The Death of the Guest Post?Cecily Kellogg
Just today I got the following email: “We are interested in forming a content relationship with your site. Our writers can construct a carefully researched guest article for your site. The aim is unique and interesting content for your readers to enjoy. Our goal is to provide high quality content that can naturally attract traffic and links. This way we both win! We just ask that we can place one reference in the article or bio back to our site.”
Like most bloggers, I get upwards of a dozen posts like this a week. It’s not terribly surprising; I have a mid-range pagerank blog (my site’s a 4 right now), and I also have infrequent posting with low enough traffic that it probably appears that I’m a both an SEO novice and hungry for content. So I look like an easy mark to anyone practicing black hat SEO tricks.
But I think the days of getting emails like the one I quoted above are in the past. In a recent post on his blog, Matt Cutts (head of Google’s Webspam Team) wrote:
“Ultimately, this is why we can’t have nice things in the SEO space: a trend starts out as authentic. Then more and more people pile on until only the barest trace of legitimate behavior remains. We’ve reached the point in the downward spiral where people are hawking “guest post outsourcing” and writing articles about “how to automate guest blogging.”
So stick a fork in it: guest blogging is done; it’s just gotten too spammy. In general I wouldn’t recommend accepting a guest blog post unless you are willing to vouch for someone personally or know them well. Likewise, I wouldn’t recommend relying on guest posting, guest blogging sites, or guest blogging SEO as a linkbuilding strategy.”
So what does this mean for you as a blogger?

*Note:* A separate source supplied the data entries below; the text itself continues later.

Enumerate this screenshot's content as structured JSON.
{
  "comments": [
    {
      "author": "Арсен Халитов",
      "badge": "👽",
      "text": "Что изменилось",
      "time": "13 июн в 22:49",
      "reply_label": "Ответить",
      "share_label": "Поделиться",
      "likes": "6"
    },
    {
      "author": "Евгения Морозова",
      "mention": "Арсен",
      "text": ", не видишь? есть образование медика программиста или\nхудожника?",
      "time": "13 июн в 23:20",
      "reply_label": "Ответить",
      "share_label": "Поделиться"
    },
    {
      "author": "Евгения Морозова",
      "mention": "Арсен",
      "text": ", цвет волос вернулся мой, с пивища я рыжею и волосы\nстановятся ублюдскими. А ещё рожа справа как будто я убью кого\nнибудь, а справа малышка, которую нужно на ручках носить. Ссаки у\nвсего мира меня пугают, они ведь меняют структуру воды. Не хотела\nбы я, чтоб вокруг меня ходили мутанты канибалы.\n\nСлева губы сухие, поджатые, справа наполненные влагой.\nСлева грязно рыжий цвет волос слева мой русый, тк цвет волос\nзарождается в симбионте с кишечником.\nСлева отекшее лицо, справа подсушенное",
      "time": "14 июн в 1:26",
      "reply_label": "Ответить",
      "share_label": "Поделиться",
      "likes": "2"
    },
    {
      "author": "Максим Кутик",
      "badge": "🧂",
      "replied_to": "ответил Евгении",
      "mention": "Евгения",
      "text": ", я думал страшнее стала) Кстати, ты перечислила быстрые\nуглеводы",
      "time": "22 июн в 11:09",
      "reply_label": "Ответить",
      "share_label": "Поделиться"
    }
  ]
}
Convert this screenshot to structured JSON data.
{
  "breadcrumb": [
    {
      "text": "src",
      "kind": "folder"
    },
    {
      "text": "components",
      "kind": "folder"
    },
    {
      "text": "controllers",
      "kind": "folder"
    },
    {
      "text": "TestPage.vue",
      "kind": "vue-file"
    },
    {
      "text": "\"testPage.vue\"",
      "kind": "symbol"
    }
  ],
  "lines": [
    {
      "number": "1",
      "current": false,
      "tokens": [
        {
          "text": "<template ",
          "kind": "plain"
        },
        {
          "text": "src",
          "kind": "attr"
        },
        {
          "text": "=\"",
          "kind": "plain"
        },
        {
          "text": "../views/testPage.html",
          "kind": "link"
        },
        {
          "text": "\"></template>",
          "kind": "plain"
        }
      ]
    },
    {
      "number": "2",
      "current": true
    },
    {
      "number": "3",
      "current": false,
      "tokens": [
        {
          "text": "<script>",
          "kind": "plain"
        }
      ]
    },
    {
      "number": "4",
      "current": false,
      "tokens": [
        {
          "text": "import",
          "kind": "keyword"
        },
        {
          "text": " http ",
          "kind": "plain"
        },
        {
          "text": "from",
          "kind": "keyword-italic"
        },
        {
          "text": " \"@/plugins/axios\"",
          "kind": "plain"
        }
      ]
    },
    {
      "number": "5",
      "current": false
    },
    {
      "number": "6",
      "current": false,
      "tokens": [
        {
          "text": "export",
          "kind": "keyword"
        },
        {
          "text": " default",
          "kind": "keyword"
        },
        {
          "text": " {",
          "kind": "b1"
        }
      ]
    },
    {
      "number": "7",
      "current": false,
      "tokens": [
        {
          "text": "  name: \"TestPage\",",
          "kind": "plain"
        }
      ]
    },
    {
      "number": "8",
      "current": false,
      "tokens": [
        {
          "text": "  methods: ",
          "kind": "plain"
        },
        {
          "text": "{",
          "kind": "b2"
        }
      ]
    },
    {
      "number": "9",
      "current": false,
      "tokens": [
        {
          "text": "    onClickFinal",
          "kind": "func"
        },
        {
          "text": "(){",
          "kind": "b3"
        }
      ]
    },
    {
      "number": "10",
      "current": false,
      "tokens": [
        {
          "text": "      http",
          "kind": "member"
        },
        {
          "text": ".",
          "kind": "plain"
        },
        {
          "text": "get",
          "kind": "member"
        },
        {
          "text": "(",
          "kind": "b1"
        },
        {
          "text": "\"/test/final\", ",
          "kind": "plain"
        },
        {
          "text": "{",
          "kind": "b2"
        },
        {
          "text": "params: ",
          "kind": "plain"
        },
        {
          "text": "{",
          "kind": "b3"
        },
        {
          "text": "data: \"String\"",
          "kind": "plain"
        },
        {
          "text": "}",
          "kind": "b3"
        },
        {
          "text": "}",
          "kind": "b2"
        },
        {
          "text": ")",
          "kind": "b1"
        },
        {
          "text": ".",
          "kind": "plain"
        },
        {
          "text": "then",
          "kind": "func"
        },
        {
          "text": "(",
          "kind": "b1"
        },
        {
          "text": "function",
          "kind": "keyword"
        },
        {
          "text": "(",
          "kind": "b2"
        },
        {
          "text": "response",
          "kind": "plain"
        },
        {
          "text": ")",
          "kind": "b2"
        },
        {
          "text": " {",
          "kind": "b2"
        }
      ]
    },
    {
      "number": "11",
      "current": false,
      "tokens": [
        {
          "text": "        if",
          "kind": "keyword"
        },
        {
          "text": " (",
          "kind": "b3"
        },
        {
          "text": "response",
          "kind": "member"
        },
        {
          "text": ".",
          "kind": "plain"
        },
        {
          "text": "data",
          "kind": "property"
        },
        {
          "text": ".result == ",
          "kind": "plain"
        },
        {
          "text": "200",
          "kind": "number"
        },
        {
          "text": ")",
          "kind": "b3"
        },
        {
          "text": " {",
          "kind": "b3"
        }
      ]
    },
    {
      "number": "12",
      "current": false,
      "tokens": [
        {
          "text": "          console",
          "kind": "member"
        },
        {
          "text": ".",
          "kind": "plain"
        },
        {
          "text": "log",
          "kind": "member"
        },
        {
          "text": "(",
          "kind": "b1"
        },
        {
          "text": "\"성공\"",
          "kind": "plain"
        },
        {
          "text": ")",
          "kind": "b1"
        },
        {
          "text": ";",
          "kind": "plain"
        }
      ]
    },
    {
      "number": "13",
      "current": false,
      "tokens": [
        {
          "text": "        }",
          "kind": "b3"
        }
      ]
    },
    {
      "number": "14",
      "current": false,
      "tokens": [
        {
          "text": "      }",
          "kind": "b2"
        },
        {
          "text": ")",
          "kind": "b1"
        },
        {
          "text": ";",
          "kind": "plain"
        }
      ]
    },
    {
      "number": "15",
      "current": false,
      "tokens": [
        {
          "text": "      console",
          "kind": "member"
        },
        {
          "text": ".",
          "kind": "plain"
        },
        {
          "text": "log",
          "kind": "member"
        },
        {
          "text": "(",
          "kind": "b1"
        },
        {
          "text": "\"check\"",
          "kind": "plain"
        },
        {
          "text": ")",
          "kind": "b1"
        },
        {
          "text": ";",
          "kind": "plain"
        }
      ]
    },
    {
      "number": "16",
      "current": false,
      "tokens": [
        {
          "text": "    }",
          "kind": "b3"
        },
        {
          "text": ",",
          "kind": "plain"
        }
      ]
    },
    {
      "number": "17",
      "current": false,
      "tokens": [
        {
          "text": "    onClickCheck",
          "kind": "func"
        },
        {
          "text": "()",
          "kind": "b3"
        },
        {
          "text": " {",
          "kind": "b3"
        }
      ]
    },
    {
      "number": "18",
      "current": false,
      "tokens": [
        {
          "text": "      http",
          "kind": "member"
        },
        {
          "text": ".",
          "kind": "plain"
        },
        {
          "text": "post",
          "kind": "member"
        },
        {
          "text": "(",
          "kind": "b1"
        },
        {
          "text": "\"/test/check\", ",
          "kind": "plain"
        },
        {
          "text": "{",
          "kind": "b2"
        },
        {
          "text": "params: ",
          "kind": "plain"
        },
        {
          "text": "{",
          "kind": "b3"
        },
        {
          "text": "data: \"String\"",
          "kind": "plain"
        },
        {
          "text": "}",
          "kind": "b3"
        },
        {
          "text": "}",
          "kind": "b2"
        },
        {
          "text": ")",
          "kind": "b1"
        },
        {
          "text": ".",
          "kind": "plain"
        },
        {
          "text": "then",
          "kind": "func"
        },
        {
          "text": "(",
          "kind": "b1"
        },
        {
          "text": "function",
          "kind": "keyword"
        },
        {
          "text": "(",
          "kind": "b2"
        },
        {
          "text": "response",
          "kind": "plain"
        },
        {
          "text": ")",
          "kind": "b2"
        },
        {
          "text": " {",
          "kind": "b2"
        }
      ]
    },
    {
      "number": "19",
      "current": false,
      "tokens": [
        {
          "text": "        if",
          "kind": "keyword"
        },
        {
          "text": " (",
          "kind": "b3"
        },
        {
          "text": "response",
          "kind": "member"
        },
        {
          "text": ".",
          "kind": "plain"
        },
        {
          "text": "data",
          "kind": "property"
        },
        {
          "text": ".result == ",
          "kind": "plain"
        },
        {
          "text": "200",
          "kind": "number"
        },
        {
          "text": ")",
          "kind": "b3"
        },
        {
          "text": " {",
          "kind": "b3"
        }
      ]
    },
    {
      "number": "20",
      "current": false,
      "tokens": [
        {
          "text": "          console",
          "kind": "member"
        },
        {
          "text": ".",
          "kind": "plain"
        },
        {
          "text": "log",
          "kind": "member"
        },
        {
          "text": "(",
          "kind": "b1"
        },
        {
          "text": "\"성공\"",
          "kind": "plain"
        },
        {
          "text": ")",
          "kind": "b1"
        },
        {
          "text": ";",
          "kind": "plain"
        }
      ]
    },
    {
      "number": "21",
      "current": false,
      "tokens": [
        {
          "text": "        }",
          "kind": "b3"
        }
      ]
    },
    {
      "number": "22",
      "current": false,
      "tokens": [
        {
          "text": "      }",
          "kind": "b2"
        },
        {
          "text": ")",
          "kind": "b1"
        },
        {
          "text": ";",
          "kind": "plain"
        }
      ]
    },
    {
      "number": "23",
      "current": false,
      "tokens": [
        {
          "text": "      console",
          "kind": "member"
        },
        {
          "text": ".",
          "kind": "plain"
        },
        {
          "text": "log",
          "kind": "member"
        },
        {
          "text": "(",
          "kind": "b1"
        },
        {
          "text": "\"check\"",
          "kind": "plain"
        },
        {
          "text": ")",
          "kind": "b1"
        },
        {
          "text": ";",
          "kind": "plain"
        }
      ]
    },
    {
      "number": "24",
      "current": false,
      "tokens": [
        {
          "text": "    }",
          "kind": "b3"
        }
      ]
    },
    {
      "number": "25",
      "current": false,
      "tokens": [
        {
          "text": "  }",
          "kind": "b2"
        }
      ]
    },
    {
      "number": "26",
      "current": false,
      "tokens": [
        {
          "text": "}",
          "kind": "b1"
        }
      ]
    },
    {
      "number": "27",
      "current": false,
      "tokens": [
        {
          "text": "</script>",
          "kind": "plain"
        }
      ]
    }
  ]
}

Well, as Matt Cutts said, don’t take guest posts from people you don’t know and don’t accept “guest posts” for pay. But of course you can continue to feature other writers or bloggers on your site (Kristen Howerton, for instance, has a lovely guest posting series on her site Rage Against the Minivan that is unlikely to raise any red flags at Google). As John Rampton pointed out in Search Engine Journal:
I’m positive that Cutts isn’t bashing on all guest posting but more on people that are only guest posting for a stupid link. Seriously people, stop guest posting for links. Guest post cause you’re now in front of a unique audience that you can teach something new to. Teach and inspire them. Show them something they haven’t seen before. Be a real part of a new community to expand your personal brand. Focus on HIGH-QUALITY and not lower/garbage posts.
Personally, I’ll just be happy if this reduces the onslaught of spammy emails I get on a daily basis. For now I’m going to respond to those pitches with Matt’s post. Maybe it will help all of us.